[[ Data for this exercise open ]]

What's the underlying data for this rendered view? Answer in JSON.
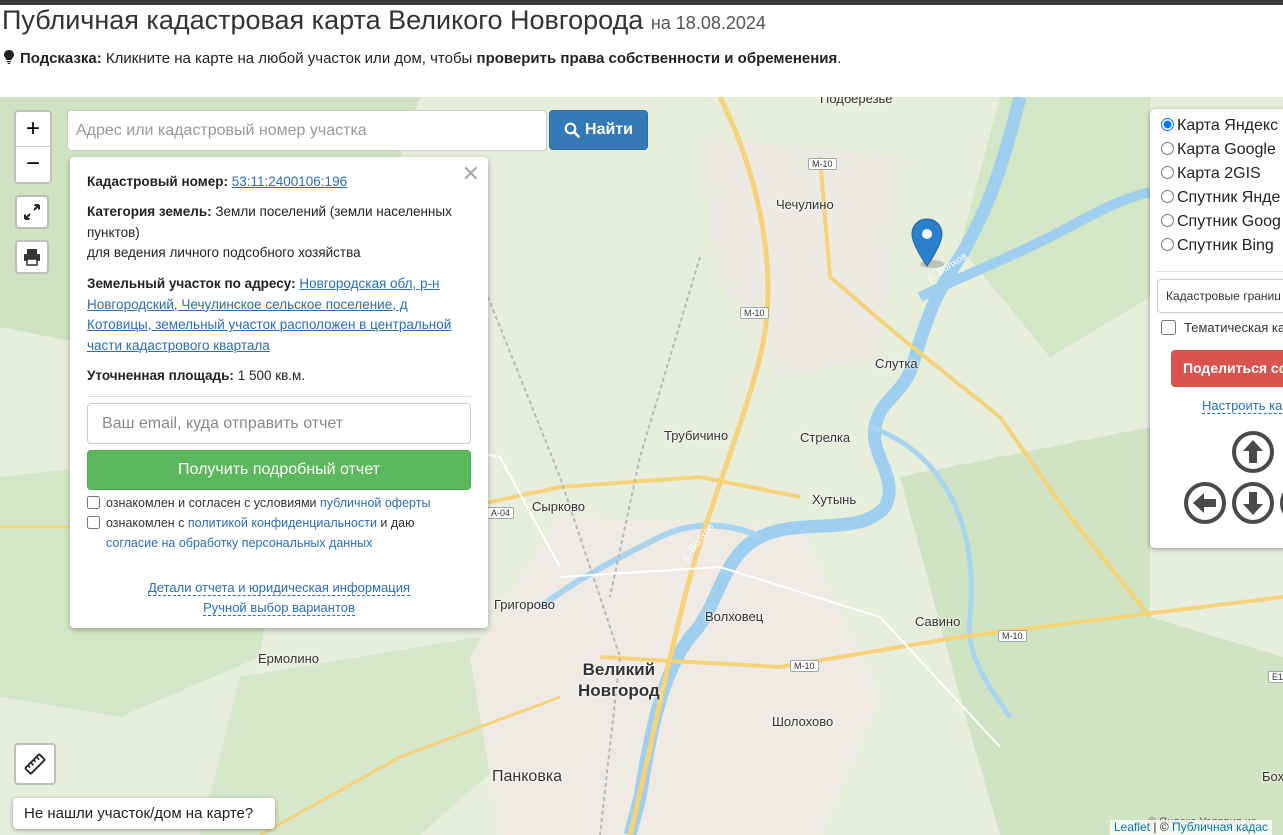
{
  "header": {
    "title": "Публичная кадастровая карта Великого Новгорода",
    "date": "на 18.08.2024",
    "hint_label": "Подсказка:",
    "hint_text": " Кликните на карте на любой участок или дом, чтобы ",
    "hint_bold": "проверить права собственности и обременения",
    "hint_end": "."
  },
  "search": {
    "placeholder": "Адрес или кадастровый номер участка",
    "button_label": "Найти"
  },
  "zoom": {
    "in": "+",
    "out": "−"
  },
  "popup": {
    "cadastral_label": "Кадастровый номер:",
    "cadastral_number": "53:11:2400106:196",
    "category_label": "Категория земель:",
    "category_value": "Земли поселений (земли населенных пунктов)",
    "usage": "для ведения личного подсобного хозяйства",
    "address_label": "Земельный участок по адресу:",
    "address_value": "Новгородская обл, р-н Новгородский, Чечулинское сельское поселение, д Котовицы, земельный участок расположен в центральной части кадастрового квартала",
    "area_label": "Уточненная площадь:",
    "area_value": "1 500 кв.м.",
    "email_placeholder": "Ваш email, куда отправить отчет",
    "report_button": "Получить подробный отчет",
    "agree1_text": "ознакомлен и согласен с условиями ",
    "agree1_link": "публичной оферты",
    "agree2_text": "ознакомлен с ",
    "agree2_link": "политикой конфиденциальности",
    "agree2_text2": " и даю",
    "agree2_link2": "согласие на обработку персональных данных",
    "details_link": "Детали отчета и юридическая информация",
    "manual_link": "Ручной выбор вариантов"
  },
  "layers": {
    "options": [
      "Карта Яндекс",
      "Карта Google",
      "Карта 2GIS",
      "Спутник Янде",
      "Спутник Goog",
      "Спутник Bing"
    ],
    "selected": 0,
    "cadastral_select": "Кадастровые границы",
    "thematic_label": "Тематическая ка",
    "share_button": "Поделиться сс",
    "setup_link": "Настроить ка"
  },
  "map": {
    "places": {
      "podberezye": "Подберезье",
      "chechulino": "Чечулино",
      "slutka": "Слутка",
      "trubichino": "Трубичино",
      "strelka": "Стрелка",
      "syrkovo": "Сырково",
      "khutyn": "Хутынь",
      "grigorovo": "Григорово",
      "volkhovets": "Волховец",
      "savino": "Савино",
      "ermolino": "Ермолино",
      "novgorod": "Великий\nНовгород",
      "sholokhovo": "Шолохово",
      "pankovka": "Панковка",
      "bokh": "Бох"
    },
    "roads": {
      "m10": "М-10",
      "a04": "А-04",
      "e1": "Е1"
    },
    "river": "р. Волхов"
  },
  "footer": {
    "not_found": "Не нашли участок/дом на карте?",
    "leaflet": "Leaflet",
    "separator": " | © ",
    "attribution": "Публичная кадас",
    "yandex": "© Яндекс  Условия ис"
  },
  "colors": {
    "primary": "#337ab7",
    "success": "#5cb85c",
    "danger": "#d9534f",
    "link": "#2a6eb5",
    "marker": "#2a81cb"
  }
}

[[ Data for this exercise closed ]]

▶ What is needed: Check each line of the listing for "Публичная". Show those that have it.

▶ Solution for this exercise:
    "title": "Публичная кадастровая карта Великого Новгорода",
    "attribution": "Публичная кадас",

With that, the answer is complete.